**Your assignment:**
In the records below, find the line containing "Decode this image". Output it and every line after it to the end, unchanged, with no pictures.

....................

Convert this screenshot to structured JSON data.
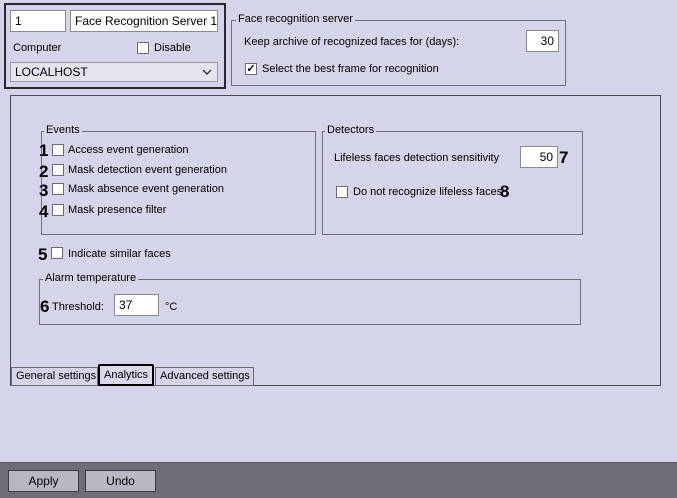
{
  "object": {
    "id": "1",
    "name": "Face Recognition Server 1",
    "computer_label": "Computer",
    "disable_label": "Disable",
    "disable_checked": false,
    "computer_value": "LOCALHOST"
  },
  "server_group": {
    "title": "Face recognition server",
    "archive_label": "Keep archive of recognized faces for (days):",
    "archive_value": "30",
    "best_frame_label": "Select the best frame for recognition",
    "best_frame_checked": true
  },
  "events": {
    "title": "Events",
    "items": [
      {
        "num": "1",
        "label": "Access event generation",
        "checked": false
      },
      {
        "num": "2",
        "label": "Mask detection event generation",
        "checked": false
      },
      {
        "num": "3",
        "label": "Mask absence event generation",
        "checked": false
      },
      {
        "num": "4",
        "label": "Mask presence filter",
        "checked": false
      }
    ]
  },
  "detectors": {
    "title": "Detectors",
    "sensitivity_label": "Lifeless faces detection sensitivity",
    "sensitivity_value": "50",
    "sensitivity_num": "7",
    "lifeless_label": "Do not recognize lifeless faces",
    "lifeless_checked": false,
    "lifeless_num": "8"
  },
  "similar": {
    "num": "5",
    "label": "Indicate similar faces",
    "checked": false
  },
  "alarm": {
    "title": "Alarm temperature",
    "num": "6",
    "threshold_label": "Threshold:",
    "threshold_value": "37",
    "unit": "°C"
  },
  "tabs": [
    {
      "label": "General settings",
      "active": false
    },
    {
      "label": "Analytics",
      "active": true
    },
    {
      "label": "Advanced settings",
      "active": false
    }
  ],
  "buttons": {
    "apply": "Apply",
    "undo": "Undo"
  }
}
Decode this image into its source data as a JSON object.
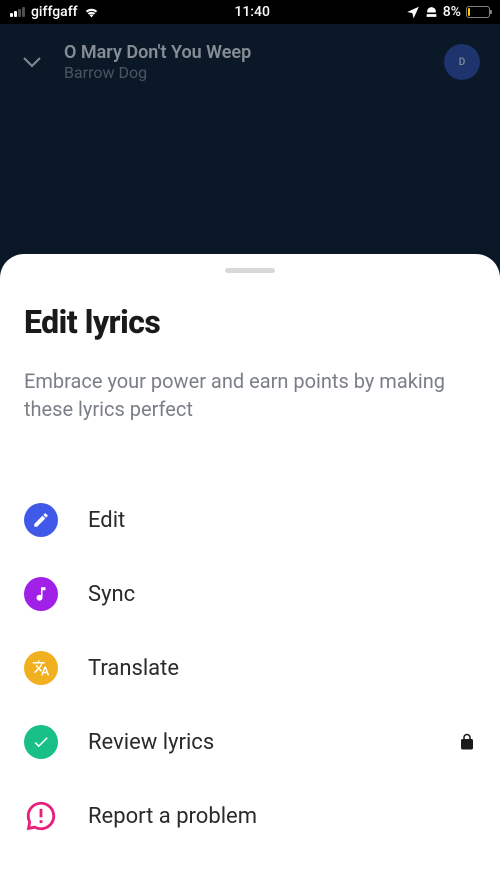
{
  "statusBar": {
    "carrier": "giffgaff",
    "time": "11:40",
    "battery": "8%"
  },
  "player": {
    "trackTitle": "O Mary Don't You Weep",
    "trackArtist": "Barrow Dog",
    "avatarInitial": "D"
  },
  "sheet": {
    "title": "Edit lyrics",
    "subtitle": "Embrace your power and earn points by making these lyrics perfect",
    "menu": {
      "edit": "Edit",
      "sync": "Sync",
      "translate": "Translate",
      "review": "Review lyrics",
      "report": "Report a problem"
    }
  }
}
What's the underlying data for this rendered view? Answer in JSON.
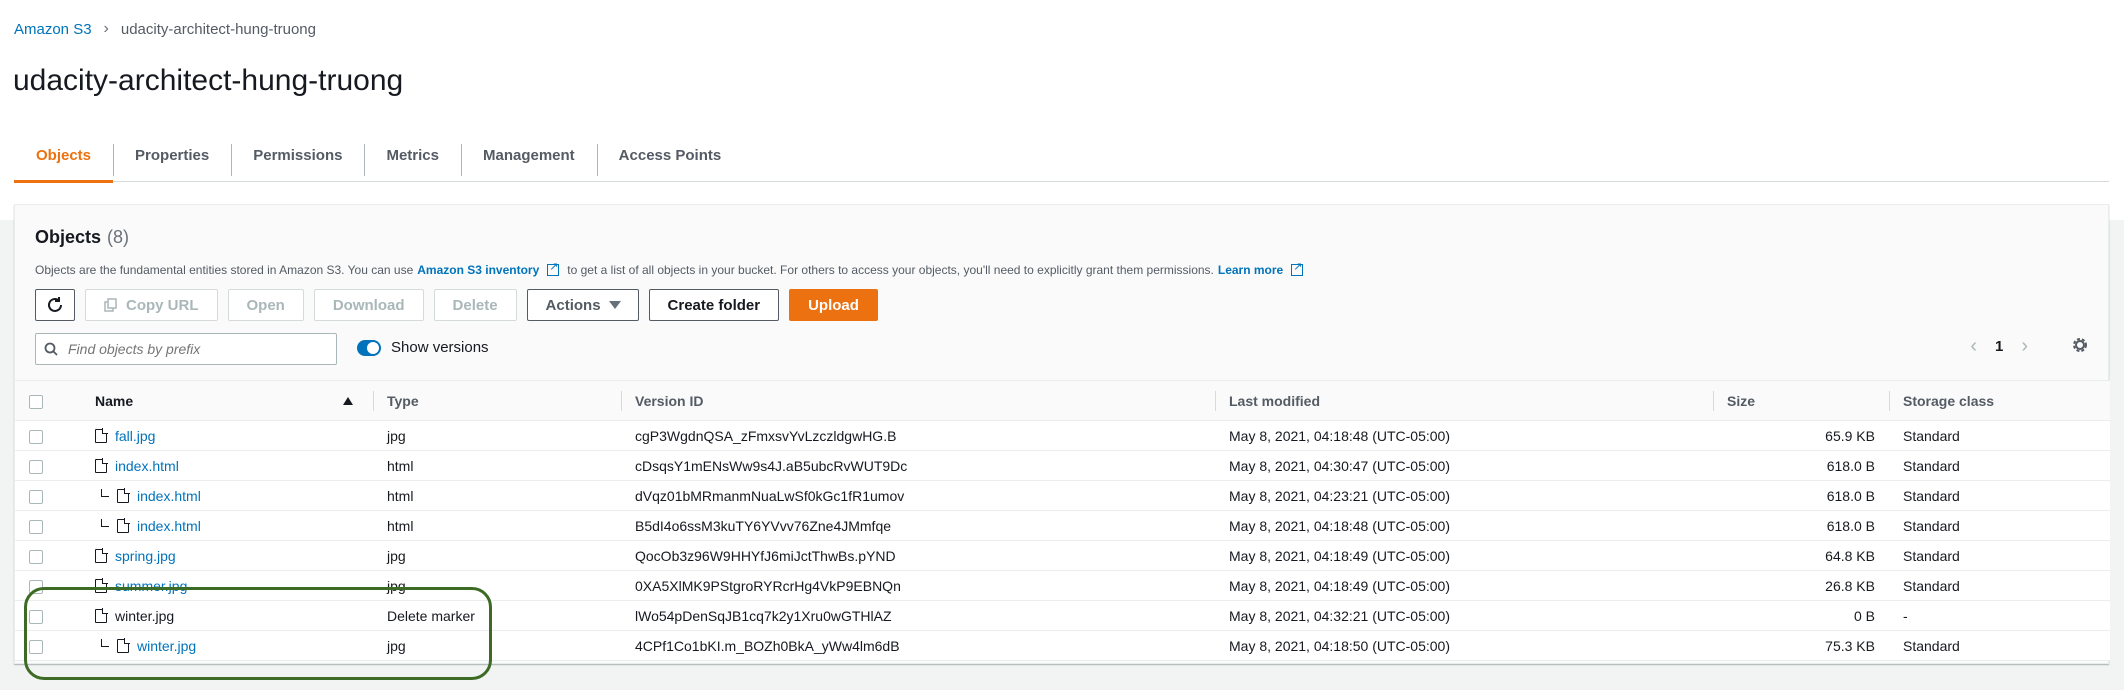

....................

**Output of the task:**
Decode this image into its source data as a JSON object.
{
  "statusBar": {
    "carrier": "giffgaff",
    "time": "11:40",
    "battery": "8%"
  },
  "player": {
    "trackTitle": "O Mary Don't You Weep",
    "trackArtist": "Barrow Dog",
    "avatarInitial": "D"
  },
  "sheet": {
    "title": "Edit lyrics",
    "subtitle": "Embrace your power and earn points by making these lyrics perfect",
    "menu": {
      "edit": "Edit",
      "sync": "Sync",
      "translate": "Translate",
      "review": "Review lyrics",
      "report": "Report a problem"
    }
  }
}
What's the underlying data for this rendered view? Answer in JSON.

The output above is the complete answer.